Breast cancer might not be easy to prevent, but detecting it early makes it much easier to win the fight.
About one in eight women will be diagnosed with breast cancer at some point. And while there are some risk factors – such as having a mother, sister or daughter diagnosed young – “most instances of breast cancer are sporadic,” said Maj. Eamonn Quinn, radiologist at Blanchfield Army Community Hospital.
With October being National Breast Cancer Awareness Month, Blanchfield is urging women 40 and older to get an annual mammogram, which is the best way to detect breast cancer early and protect breast health.
“This is just general health maintenance,” Quinn said of mammograms. “The best way of curing it is catching it as early as possible.”
Having mammograms annually, especially between ages 40 and 50, provide the chance to save the most years of life if diagnosed with breast cancer, he said.
It also helps create a baseline.
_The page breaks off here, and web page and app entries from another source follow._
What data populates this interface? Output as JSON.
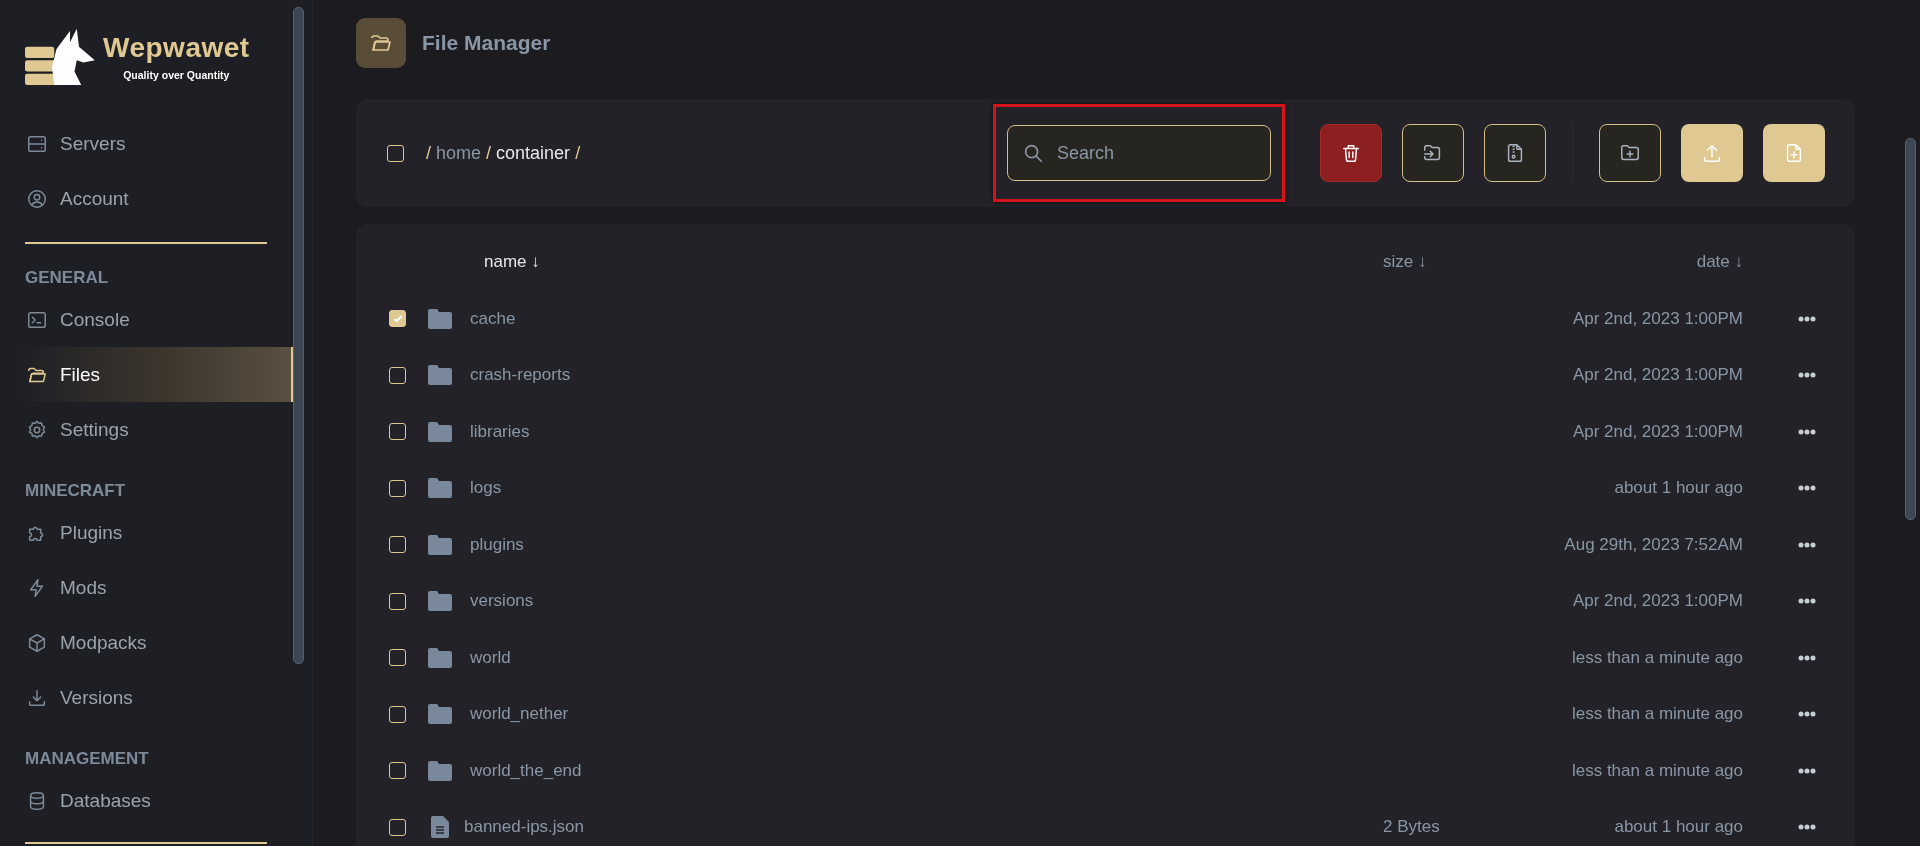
{
  "brand": {
    "name": "Wepwawet",
    "tagline": "Quality over Quantity"
  },
  "sidebar": {
    "top_items": [
      {
        "label": "Servers",
        "selected": false
      },
      {
        "label": "Account",
        "selected": false
      }
    ],
    "groups": [
      {
        "heading": "GENERAL",
        "items": [
          {
            "label": "Console",
            "selected": false
          },
          {
            "label": "Files",
            "selected": true
          },
          {
            "label": "Settings",
            "selected": false
          }
        ]
      },
      {
        "heading": "MINECRAFT",
        "items": [
          {
            "label": "Plugins",
            "selected": false
          },
          {
            "label": "Mods",
            "selected": false
          },
          {
            "label": "Modpacks",
            "selected": false
          },
          {
            "label": "Versions",
            "selected": false
          }
        ]
      },
      {
        "heading": "MANAGEMENT",
        "items": [
          {
            "label": "Databases",
            "selected": false
          }
        ]
      }
    ]
  },
  "page": {
    "title": "File Manager"
  },
  "toolbar": {
    "select_all_checked": false,
    "separator": "/",
    "path": [
      {
        "label": "home",
        "current": false
      },
      {
        "label": "container",
        "current": true
      }
    ],
    "search": {
      "placeholder": "Search",
      "highlighted": true
    },
    "selection_actions": [
      {
        "kind": "danger"
      },
      {
        "kind": "outline"
      },
      {
        "kind": "outline"
      }
    ],
    "create_actions": [
      {
        "kind": "outline"
      },
      {
        "kind": "filled"
      },
      {
        "kind": "filled"
      }
    ]
  },
  "table": {
    "columns": [
      {
        "label": "name",
        "sort_mark": "↓"
      },
      {
        "label": "size",
        "sort_mark": "↓"
      },
      {
        "label": "date",
        "sort_mark": "↓"
      }
    ],
    "rows": [
      {
        "kind": "folder",
        "name": "cache",
        "size": "",
        "date": "Apr 2nd, 2023 1:00PM",
        "checked": true
      },
      {
        "kind": "folder",
        "name": "crash-reports",
        "size": "",
        "date": "Apr 2nd, 2023 1:00PM",
        "checked": false
      },
      {
        "kind": "folder",
        "name": "libraries",
        "size": "",
        "date": "Apr 2nd, 2023 1:00PM",
        "checked": false
      },
      {
        "kind": "folder",
        "name": "logs",
        "size": "",
        "date": "about 1 hour ago",
        "checked": false
      },
      {
        "kind": "folder",
        "name": "plugins",
        "size": "",
        "date": "Aug 29th, 2023 7:52AM",
        "checked": false
      },
      {
        "kind": "folder",
        "name": "versions",
        "size": "",
        "date": "Apr 2nd, 2023 1:00PM",
        "checked": false
      },
      {
        "kind": "folder",
        "name": "world",
        "size": "",
        "date": "less than a minute ago",
        "checked": false
      },
      {
        "kind": "folder",
        "name": "world_nether",
        "size": "",
        "date": "less than a minute ago",
        "checked": false
      },
      {
        "kind": "folder",
        "name": "world_the_end",
        "size": "",
        "date": "less than a minute ago",
        "checked": false
      },
      {
        "kind": "file",
        "name": "banned-ips.json",
        "size": "2 Bytes",
        "date": "about 1 hour ago",
        "checked": false
      }
    ]
  }
}
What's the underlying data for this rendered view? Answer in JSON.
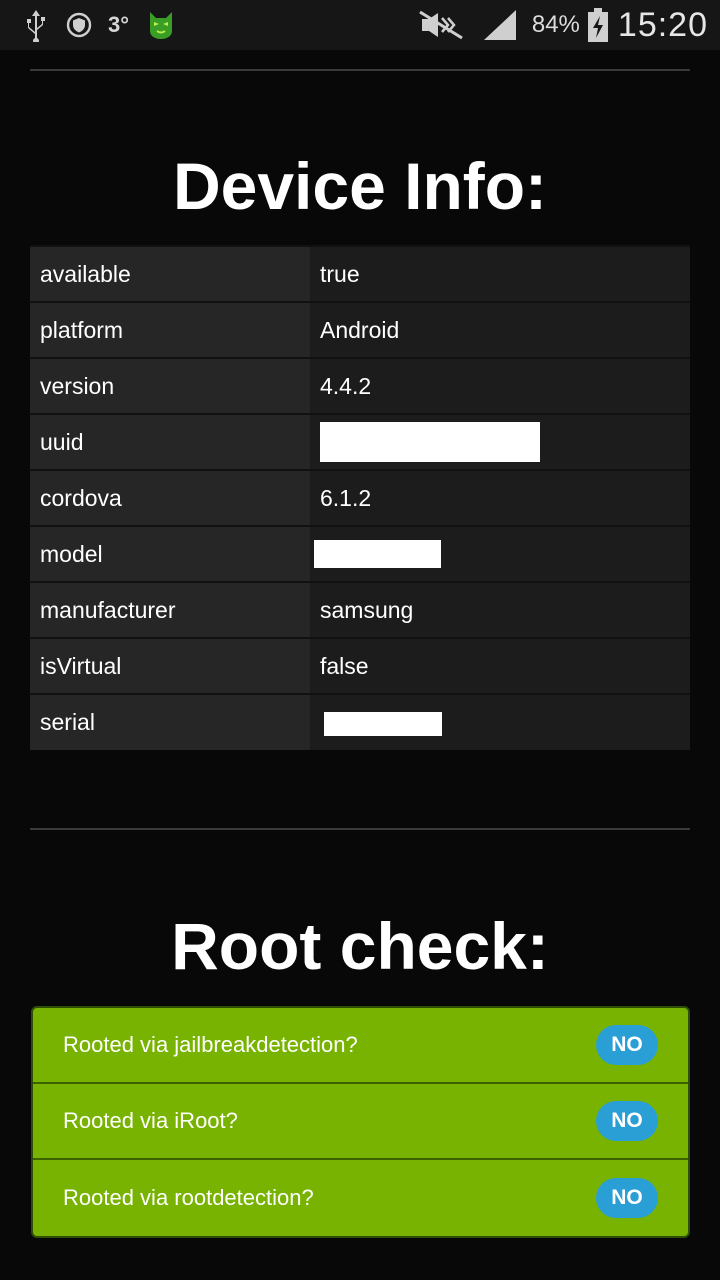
{
  "status_bar": {
    "icons_left": [
      "usb-icon",
      "shield-icon",
      "cat-app-icon"
    ],
    "temperature": "3°",
    "icons_right": [
      "mute-icon",
      "signal-icon",
      "battery-charging-icon"
    ],
    "battery_percent": "84%",
    "time": "15:20"
  },
  "device_info": {
    "title": "Device Info:",
    "rows": [
      {
        "key": "available",
        "value": "true"
      },
      {
        "key": "platform",
        "value": "Android"
      },
      {
        "key": "version",
        "value": "4.4.2"
      },
      {
        "key": "uuid",
        "value": ""
      },
      {
        "key": "cordova",
        "value": "6.1.2"
      },
      {
        "key": "model",
        "value": ""
      },
      {
        "key": "manufacturer",
        "value": "samsung"
      },
      {
        "key": "isVirtual",
        "value": "false"
      },
      {
        "key": "serial",
        "value": ""
      }
    ]
  },
  "root_check": {
    "title": "Root check:",
    "items": [
      {
        "label": "Rooted via jailbreakdetection?",
        "result": "NO"
      },
      {
        "label": "Rooted via iRoot?",
        "result": "NO"
      },
      {
        "label": "Rooted via rootdetection?",
        "result": "NO"
      }
    ]
  },
  "colors": {
    "background": "#080808",
    "status_bar": "#161616",
    "root_panel": "#77b300",
    "badge": "#2a9fd6"
  }
}
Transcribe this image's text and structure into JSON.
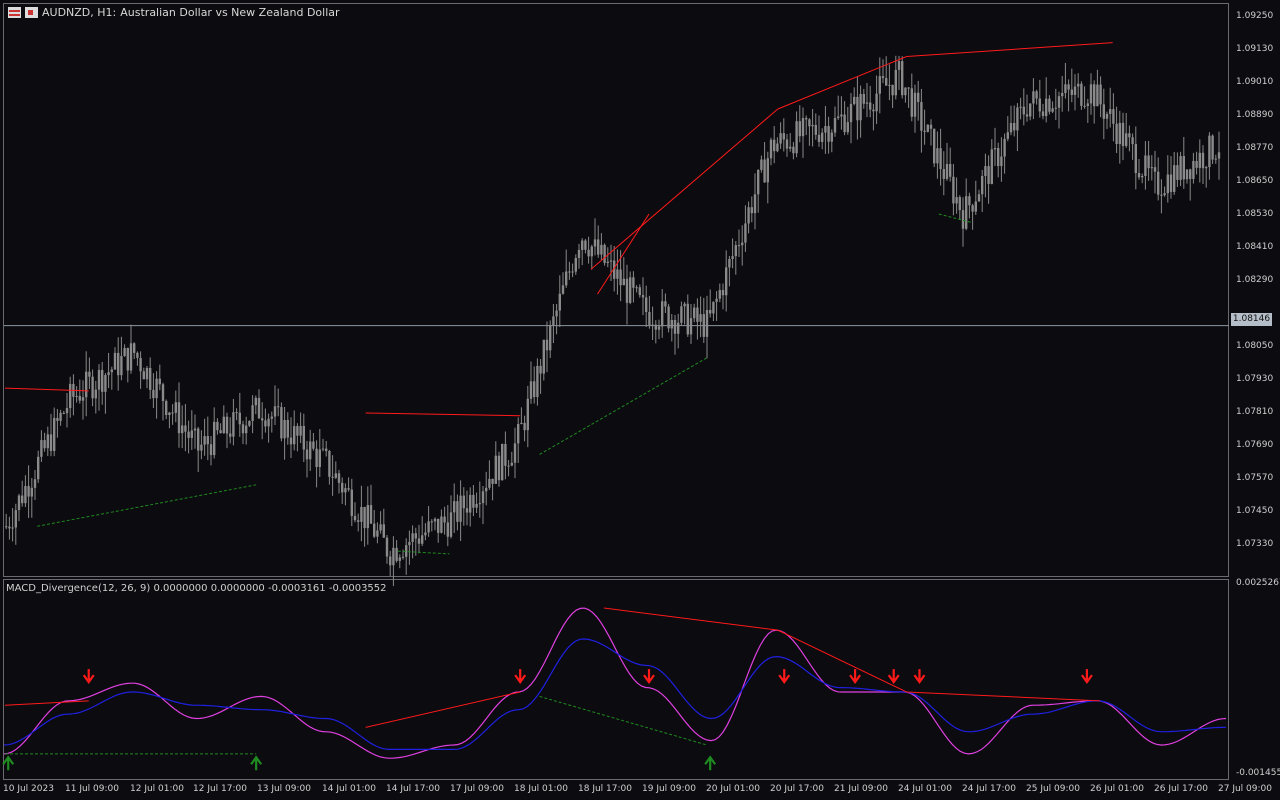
{
  "header": {
    "symbol": "AUDNZD, H1:",
    "description": "Australian Dollar vs New Zealand Dollar"
  },
  "indicator": {
    "title": "MACD_Divergence(12, 26, 9) 0.0000000 0.0000000 -0.0003161 -0.0003552"
  },
  "price_axis": [
    "1.09250",
    "1.09130",
    "1.09010",
    "1.08890",
    "1.08770",
    "1.08650",
    "1.08530",
    "1.08410",
    "1.08290",
    "1.08050",
    "1.07930",
    "1.07810",
    "1.07690",
    "1.07570",
    "1.07450",
    "1.07330"
  ],
  "current_price": "1.08146",
  "indicator_axis": [
    "0.0025267",
    "-0.0014558"
  ],
  "time_axis": [
    "10 Jul 2023",
    "11 Jul 09:00",
    "12 Jul 01:00",
    "12 Jul 17:00",
    "13 Jul 09:00",
    "14 Jul 01:00",
    "14 Jul 17:00",
    "17 Jul 09:00",
    "18 Jul 01:00",
    "18 Jul 17:00",
    "19 Jul 09:00",
    "20 Jul 01:00",
    "20 Jul 17:00",
    "21 Jul 09:00",
    "24 Jul 01:00",
    "24 Jul 17:00",
    "25 Jul 09:00",
    "26 Jul 01:00",
    "26 Jul 17:00",
    "27 Jul 09:00"
  ],
  "colors": {
    "background": "#0b0b10",
    "candle": "#8a8a8a",
    "bearish_divergence": "#ff1a1a",
    "bullish_divergence": "#1f8a1f",
    "macd": "#e040e0",
    "signal": "#2020e0",
    "current_price_line": "#8c97a3"
  },
  "chart_data": [
    {
      "type": "candlestick",
      "symbol": "AUDNZD",
      "timeframe": "H1",
      "title": "Australian Dollar vs New Zealand Dollar",
      "current_price": 1.08146,
      "ylim": [
        1.0724,
        1.0931
      ],
      "close_path": [
        [
          "10 Jul 2023",
          1.0742
        ],
        [
          "11 Jul 09:00",
          1.0788
        ],
        [
          "12 Jul 01:00",
          1.0805
        ],
        [
          "12 Jul 17:00",
          1.077
        ],
        [
          "13 Jul 09:00",
          1.0785
        ],
        [
          "14 Jul 01:00",
          1.0765
        ],
        [
          "14 Jul 17:00",
          1.0733
        ],
        [
          "17 Jul 09:00",
          1.0745
        ],
        [
          "18 Jul 01:00",
          1.0772
        ],
        [
          "18 Jul 17:00",
          1.0848
        ],
        [
          "19 Jul 09:00",
          1.082
        ],
        [
          "20 Jul 01:00",
          1.0815
        ],
        [
          "20 Jul 17:00",
          1.088
        ],
        [
          "21 Jul 09:00",
          1.0888
        ],
        [
          "24 Jul 01:00",
          1.0905
        ],
        [
          "24 Jul 17:00",
          1.0855
        ],
        [
          "25 Jul 09:00",
          1.0895
        ],
        [
          "26 Jul 01:00",
          1.09
        ],
        [
          "26 Jul 17:00",
          1.0865
        ],
        [
          "27 Jul 09:00",
          1.088
        ]
      ],
      "divergence_lines": "bearish (red) connecting higher highs, bullish (green dashed) connecting lower lows"
    },
    {
      "type": "line",
      "title": "MACD_Divergence(12, 26, 9)",
      "ylim": [
        -0.0014558,
        0.0025267
      ],
      "series": [
        {
          "name": "MACD",
          "values": [
            -0.001,
            0.0002,
            0.0006,
            -0.0002,
            0.0003,
            -0.0005,
            -0.0011,
            -0.0008,
            0.0004,
            0.0023,
            0.0005,
            -0.0007,
            0.0018,
            0.0004,
            0.0004,
            -0.001,
            0.0001,
            0.0002,
            -0.0008,
            -0.0002
          ]
        },
        {
          "name": "Signal",
          "values": [
            -0.0008,
            -0.0001,
            0.0004,
            0.0001,
            0.0,
            -0.0002,
            -0.0009,
            -0.0009,
            0.0,
            0.0016,
            0.001,
            -0.0002,
            0.0012,
            0.0005,
            0.0004,
            -0.0005,
            -0.0001,
            0.0002,
            -0.0005,
            -0.0004
          ]
        }
      ],
      "arrows": {
        "bearish_count": 8,
        "bullish_count": 3
      }
    }
  ]
}
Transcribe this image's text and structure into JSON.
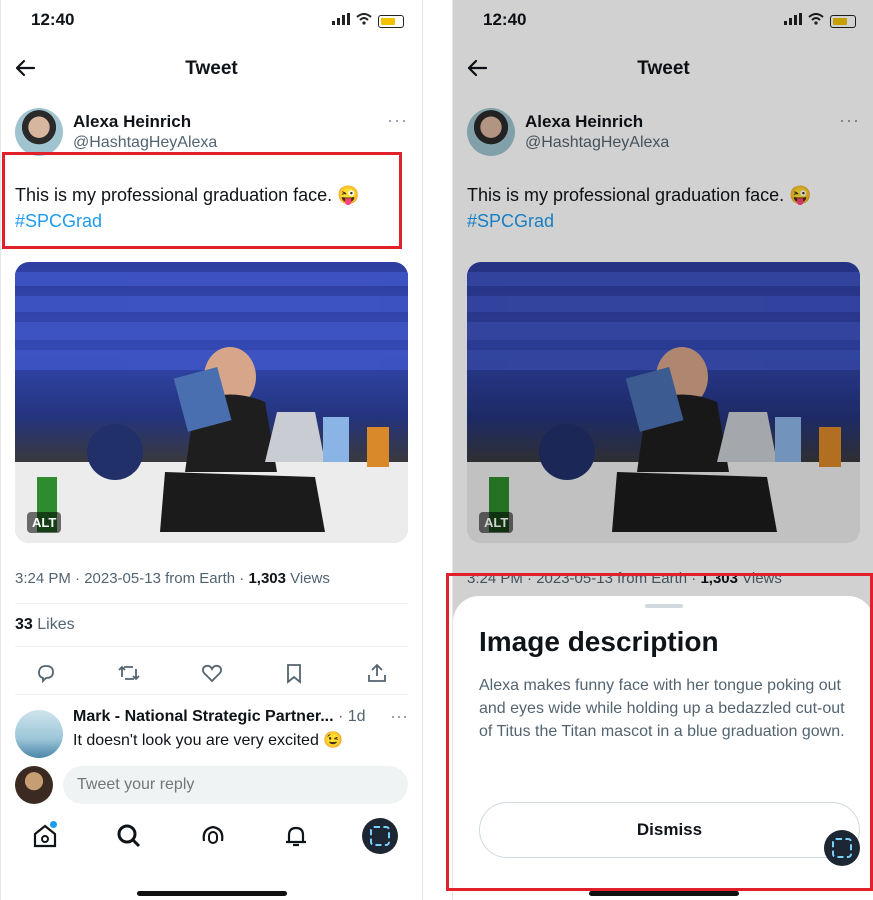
{
  "status": {
    "time": "12:40"
  },
  "header": {
    "title": "Tweet"
  },
  "tweet": {
    "author_name": "Alexa Heinrich",
    "author_handle": "@HashtagHeyAlexa",
    "text": "This is my professional graduation face. 😜",
    "hashtag": "#SPCGrad",
    "alt_badge": "ALT",
    "meta_time": "3:24 PM · 2023-05-13 from Earth · ",
    "views_count": "1,303",
    "views_label": " Views",
    "likes_count": "33",
    "likes_label": " Likes"
  },
  "actions": [
    "reply-icon",
    "retweet-icon",
    "like-icon",
    "bookmark-icon",
    "share-icon"
  ],
  "reply": {
    "name": "Mark - National Strategic Partner...",
    "time": " · 1d",
    "text": "It doesn't look you are very excited 😉"
  },
  "compose": {
    "placeholder": "Tweet your reply"
  },
  "tabbar": [
    "home-icon",
    "search-icon",
    "spaces-icon",
    "notifications-icon",
    "profile-avatar"
  ],
  "sheet": {
    "title": "Image description",
    "description": "Alexa makes funny face with her tongue poking out and eyes wide while holding up a bedazzled cut-out of Titus the Titan mascot in a blue graduation gown.",
    "dismiss_label": "Dismiss"
  },
  "colors": {
    "accent": "#1d9bf0",
    "highlight": "#e0202a"
  }
}
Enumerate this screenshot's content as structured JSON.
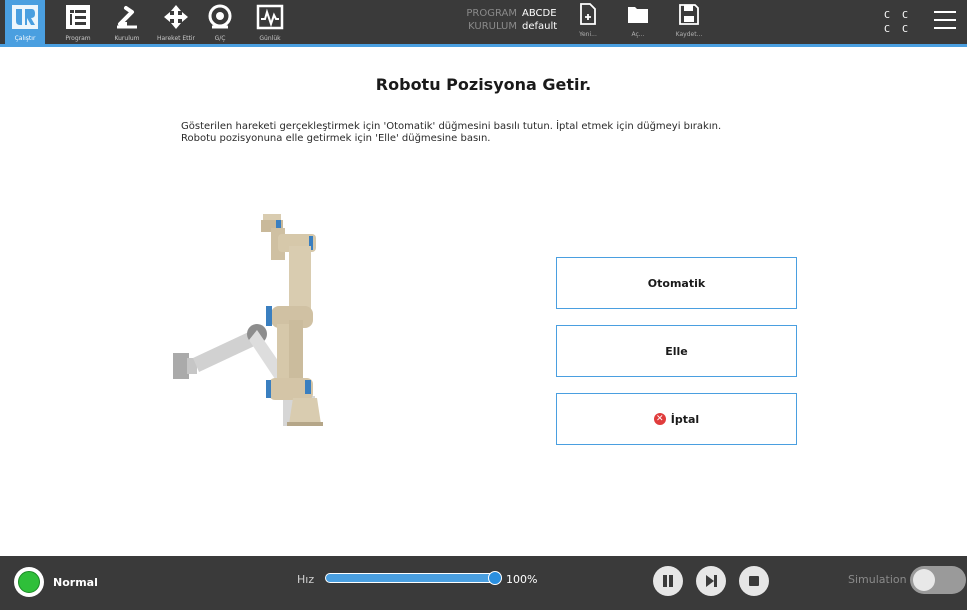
{
  "nav": {
    "items": [
      {
        "label": "Çalıştır",
        "icon": "ur-logo-icon",
        "active": true
      },
      {
        "label": "Program",
        "icon": "program-icon"
      },
      {
        "label": "Kurulum",
        "icon": "installation-icon"
      },
      {
        "label": "Hareket Ettir",
        "icon": "move-icon"
      },
      {
        "label": "G/Ç",
        "icon": "io-icon"
      },
      {
        "label": "Günlük",
        "icon": "log-icon"
      }
    ]
  },
  "program_info": {
    "program_label": "PROGRAM",
    "program_value": "ABCDE",
    "installation_label": "KURULUM",
    "installation_value": "default"
  },
  "file": {
    "new_label": "Yeni...",
    "open_label": "Aç...",
    "save_label": "Kaydet..."
  },
  "top_right": {
    "cc_line1": "C C",
    "cc_line2": "C C"
  },
  "main": {
    "title": "Robotu Pozisyona Getir.",
    "instruction_line1": "Gösterilen hareketi gerçekleştirmek için 'Otomatik' düğmesini basılı tutun. İptal etmek için düğmeyi bırakın.",
    "instruction_line2": "Robotu pozisyonuna elle getirmek için 'Elle' düğmesine basın.",
    "auto_label": "Otomatik",
    "manual_label": "Elle",
    "cancel_label": "İptal"
  },
  "bottom": {
    "status": "Normal",
    "speed_label": "Hız",
    "speed_value": "100%",
    "speed_fraction": 1.0,
    "simulation_label": "Simulation",
    "simulation_on": false
  },
  "colors": {
    "accent": "#4a9fe0",
    "bar_bg": "#3a3a3a",
    "status_ok": "#2fbf3a",
    "cancel_red": "#e03c3c"
  }
}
By having annual tests, radiologists and doctors can compare new readings to old ones to see if there has been any change to examine closer.
Recently, he examined a patient’s mammogram to see a change, so she was called back for a biopsy. If it is positive, work to battle the cancer can begin much more quickly than if she had waited.
Although there can be some discomfort for some patients, the experience of having a mammogram is different for everyone and most recognize its value for a moment of discomfort, he said.
BACH Mammography Technologist Sara Arnold and two other techs donated their own money to create three large gift baskets. Every patient who has a mammogram in October will be entered for a chance to win a spa basket, picnic supply basket or cooking basket. It was just way of adding their own ammo to the fight.
“It’s just something to bring women in because let’s face it, no one likes to get their breasts smashed,” she said. “But it’s very important. A lot of women put themselves on the back burner, put themselves last.”
Quinn said monthly self-breast exams can help find problems even sooner than clinical breast exams done by a doctor, that do not include a mammogram.
“When patients are familiar with how their breasts normally feel or look and then feel something isn’t right, it carries more weight,” he said.
Things to notice may include new asymmetry, with one breast changing sizes, new dimpling or indentations, new nipple inversion or retraction and bloody nipple discharge, among other symptoms.
Be especially concerned about masses that are firm but not painful and feel like they are fixed in place.
BACH usually screens 12 to 20 patients a day and most tests will come back normal. Of those that require additional testing, most will turn out OK too. But for the small percent who are positive for breast cancer, early diagnosis can mean the difference between life, death and the number of years one can live.